What you should do:
Show each line from the listing that includes the word "text".

Record set:
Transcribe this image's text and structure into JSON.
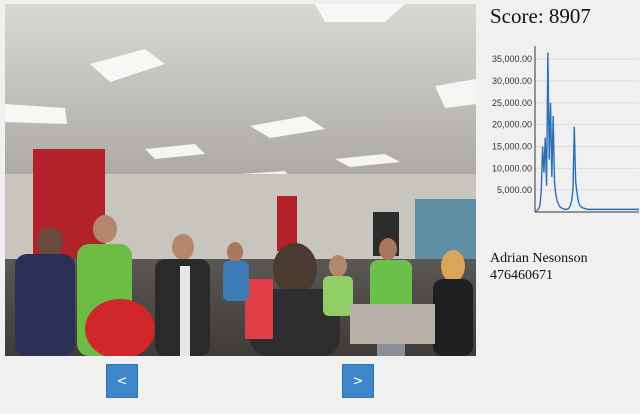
{
  "photo": {
    "kind": "crowded office room with people"
  },
  "nav": {
    "prev_label": "<",
    "next_label": ">"
  },
  "score": {
    "text": "Score: 8907"
  },
  "player": {
    "name": "Adrian Nesonson",
    "id": "476460671"
  },
  "chart_data": {
    "type": "line",
    "title": "",
    "xlabel": "",
    "ylabel": "",
    "ylim": [
      0,
      38000
    ],
    "y_ticks": [
      5000,
      10000,
      15000,
      20000,
      25000,
      30000,
      35000
    ],
    "y_tick_labels": [
      "5,000.00",
      "10,000.00",
      "15,000.00",
      "20,000.00",
      "25,000.00",
      "30,000.00",
      "35,000.00"
    ],
    "grid": true,
    "color": "#2b6fb5",
    "series": [
      {
        "values": [
          0,
          400,
          800,
          1500,
          5000,
          15000,
          9000,
          17000,
          6000,
          36500,
          12000,
          25000,
          8000,
          22000,
          7000,
          4000,
          2500,
          1800,
          1200,
          1000,
          800,
          700,
          600,
          600,
          700,
          900,
          1500,
          2500,
          5000,
          19500,
          7000,
          4500,
          2500,
          1600,
          1200,
          1000,
          900,
          800,
          700,
          600,
          600,
          600,
          600,
          600,
          600,
          600,
          600,
          600,
          600,
          600,
          600,
          600,
          600,
          600,
          600,
          600,
          600,
          600,
          600,
          600,
          600,
          600,
          600,
          600,
          600,
          600,
          600,
          600,
          600,
          600,
          600,
          600,
          600,
          600,
          600,
          600,
          600,
          600,
          600
        ]
      }
    ]
  }
}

Answer section:
Transcribe this image's text and structure into JSON.
    "text": "Score: 8907"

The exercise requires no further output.